Miami, FL — Miami-Dade Police are under fire tonight after a pair of their finest handcuffed a panhandler, who was also a double-amputee, and then dropped her to the ground, leaving the woman there crying out for help, after being arrested for trespassing. Of course, there are two sides to every story.

In an attempt to evaluate the scene from multiple perspectives, one could say the police were just doing their jobs. After all, the woman was reportedly belligerent and trespassing. And in all fairness to the police, she may have thrown herself to the ground because she knew the incident was being recorded and possibly wanted to make a few dollars in a lawsuit against the city.

On the other hand, maybe she was asking patrons at the gas station for money because she was truly in need, and when cops arrived, she immediately became defensive. We won’t know because only the confrontation with officers was what was recorded on a bystander’s cell phone.

Taking the video at face value, without attempting to take sides, one must look objectively at the facts. Fact number one, the officers wanted to handcuff her. Fact number two, the two beat cops put the elderly woman in handcuffs. Fact number three, they decided they should let go of her, at which time she dropped to the pavement because she had no legs upon which to support herself. Fact number four, the police stood idly by as the woman pleaded for help. Fact number five, the police can be heard asking about an adjacent vehicle, and then proceeded to move the empty wheelchair away from the other car, all the while the woman remains on the ground crying out for help repeatedly saying, “stop hurting me!”

Mary Luis Brown is the woman with special needs, featured in the video. She’s 52-years-old. She lost her legs, which had to be amputated as a result of her long-running battle with diabetes. She’d been asked to leave the gas station located at Moody Dr. and SW 127th. But, as is often the case with panhandlers, they come back to where they’re successful at receiving charity.

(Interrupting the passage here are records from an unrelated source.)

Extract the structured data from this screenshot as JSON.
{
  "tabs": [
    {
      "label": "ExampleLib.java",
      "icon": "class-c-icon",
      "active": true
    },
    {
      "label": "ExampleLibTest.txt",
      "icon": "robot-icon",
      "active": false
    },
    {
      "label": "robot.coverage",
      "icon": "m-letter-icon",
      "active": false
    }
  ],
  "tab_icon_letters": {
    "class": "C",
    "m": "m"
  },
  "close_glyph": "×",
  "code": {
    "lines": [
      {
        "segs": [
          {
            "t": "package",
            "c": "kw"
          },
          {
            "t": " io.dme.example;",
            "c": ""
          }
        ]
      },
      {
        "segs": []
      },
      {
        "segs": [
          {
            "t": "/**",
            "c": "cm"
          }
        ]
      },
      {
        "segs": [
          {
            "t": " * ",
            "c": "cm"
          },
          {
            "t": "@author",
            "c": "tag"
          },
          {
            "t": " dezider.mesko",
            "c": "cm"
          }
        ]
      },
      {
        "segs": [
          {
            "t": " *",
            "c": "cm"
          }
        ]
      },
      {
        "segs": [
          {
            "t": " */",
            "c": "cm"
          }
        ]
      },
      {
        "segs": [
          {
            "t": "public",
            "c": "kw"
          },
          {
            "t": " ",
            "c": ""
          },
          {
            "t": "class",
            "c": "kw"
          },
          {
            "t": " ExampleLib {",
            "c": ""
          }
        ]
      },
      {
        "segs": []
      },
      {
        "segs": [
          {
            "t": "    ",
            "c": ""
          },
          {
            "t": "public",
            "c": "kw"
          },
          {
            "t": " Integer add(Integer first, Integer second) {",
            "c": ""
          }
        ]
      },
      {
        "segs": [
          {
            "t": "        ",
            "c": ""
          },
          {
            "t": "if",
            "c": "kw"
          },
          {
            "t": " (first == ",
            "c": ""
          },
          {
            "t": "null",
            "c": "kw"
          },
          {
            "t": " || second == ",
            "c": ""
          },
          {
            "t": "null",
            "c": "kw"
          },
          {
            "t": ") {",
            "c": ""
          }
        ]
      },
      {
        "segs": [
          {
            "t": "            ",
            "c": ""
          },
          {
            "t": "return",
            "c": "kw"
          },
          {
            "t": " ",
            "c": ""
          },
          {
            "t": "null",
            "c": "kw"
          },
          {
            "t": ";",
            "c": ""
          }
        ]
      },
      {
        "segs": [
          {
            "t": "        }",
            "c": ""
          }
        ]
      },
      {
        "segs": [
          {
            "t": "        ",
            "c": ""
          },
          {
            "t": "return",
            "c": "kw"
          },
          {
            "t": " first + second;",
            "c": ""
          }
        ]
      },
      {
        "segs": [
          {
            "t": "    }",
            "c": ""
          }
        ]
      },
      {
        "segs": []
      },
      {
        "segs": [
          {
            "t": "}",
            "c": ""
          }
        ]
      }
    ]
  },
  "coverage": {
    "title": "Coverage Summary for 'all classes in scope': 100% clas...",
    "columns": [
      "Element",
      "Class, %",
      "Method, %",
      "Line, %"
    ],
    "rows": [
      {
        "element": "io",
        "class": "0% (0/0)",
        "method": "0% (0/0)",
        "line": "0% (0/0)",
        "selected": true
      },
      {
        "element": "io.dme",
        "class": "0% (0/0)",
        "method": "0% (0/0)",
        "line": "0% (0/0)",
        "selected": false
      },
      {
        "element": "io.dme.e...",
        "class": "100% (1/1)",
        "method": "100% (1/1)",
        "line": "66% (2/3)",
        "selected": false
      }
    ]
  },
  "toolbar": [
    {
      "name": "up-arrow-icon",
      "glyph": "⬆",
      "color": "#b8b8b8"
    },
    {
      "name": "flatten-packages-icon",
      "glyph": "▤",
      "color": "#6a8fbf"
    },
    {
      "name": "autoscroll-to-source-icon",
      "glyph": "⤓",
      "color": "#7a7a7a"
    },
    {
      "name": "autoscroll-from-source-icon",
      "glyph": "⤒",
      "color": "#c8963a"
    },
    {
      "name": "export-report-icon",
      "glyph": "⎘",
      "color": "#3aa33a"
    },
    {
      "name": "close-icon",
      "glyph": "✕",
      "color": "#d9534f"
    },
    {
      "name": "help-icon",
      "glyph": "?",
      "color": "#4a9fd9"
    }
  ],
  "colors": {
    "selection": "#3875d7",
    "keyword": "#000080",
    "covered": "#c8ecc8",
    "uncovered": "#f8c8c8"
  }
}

However, something less than charity was what Brown received at the hands of police officers who are increasingly being seen as heartless, disaffected agents of a police state in which the only actors with rights to being treated with dignity are the officers themselves. Anything less than one-hundred-percent compliance often leads to aggressive, brutal, and disrespectful treatment directed at the citizenry. In Brown’s case, having suffered the loss of her limbs, she now has to go through the agonizing humiliation of her image being broadcast worldwide, lying helpless at the feet, and some might say metaphorically, under the boots of the police officer.

According to WSVN TV, the police issued the following statement. They say they’ve, “realized that as an agency we need to provide our law enforcement officers additional resources to aid them in facilitating the transport of disabled individuals, so that situations such as these are handled in a more amicable manner in the future.” The slight admission of responsibility does not change the facts, or provide consolation to the general public the incident will not happen again in the future.

Police departments must do more to ensure that all people, including the citizens with special needs, receive equal and fair treatment under the law. In August, an unarmed deaf man was shot dead by a highway patrol officer in Charlotte, NC, after not being in compliance with the officer’s commands, which he could not hear. The man drove home, where he was shot on the street where he lived. It has been said he was seeking someone who could sign for him to be able to communicate with the officer.

In San Francisco in August 2015, police used heavy-handed treatment of a one-legged-homeless-man, all the while the general public cried out for more humane treatment of the individual. But once again, cries going out for the sake of humanity were met with stone-cold wall of blue police silence. “You’re protecting and serving the community, having this man half-naked? You don’t protect and serve this community if that’s policing to you…You’re doing your job all wrong,” one woman told police adding, “This is poor policing.”

The phenomenon is not limited to instances in the United States. In France, as The Free Thought Project reported in May, a triple-amputee was treated brutally by police, had his prosthetic limbs forcefully removed, and was left helpless on the ground of a railway station, after being accused of stealing a cell phone. Of course, while the police felt they had the right to remove his prosthetics, they offered no help in reattaching them.

It’s time for police to return to being reasonable, and amicable, especially when dealing with individuals with special needs. There are other, less than lethal ways of dealing with threats. At the time of the writing of this article, yet another police shooting has taken place in a Reno Nevada. A 16-year-old special needs student, armed with two knives on his high school campus, was shot by the campus police officer, in clear view of dozens of his classmates. His prognosis is unclear.

Jack Burns is an educator, journalist, investigative reporter, and advocate of natural medicine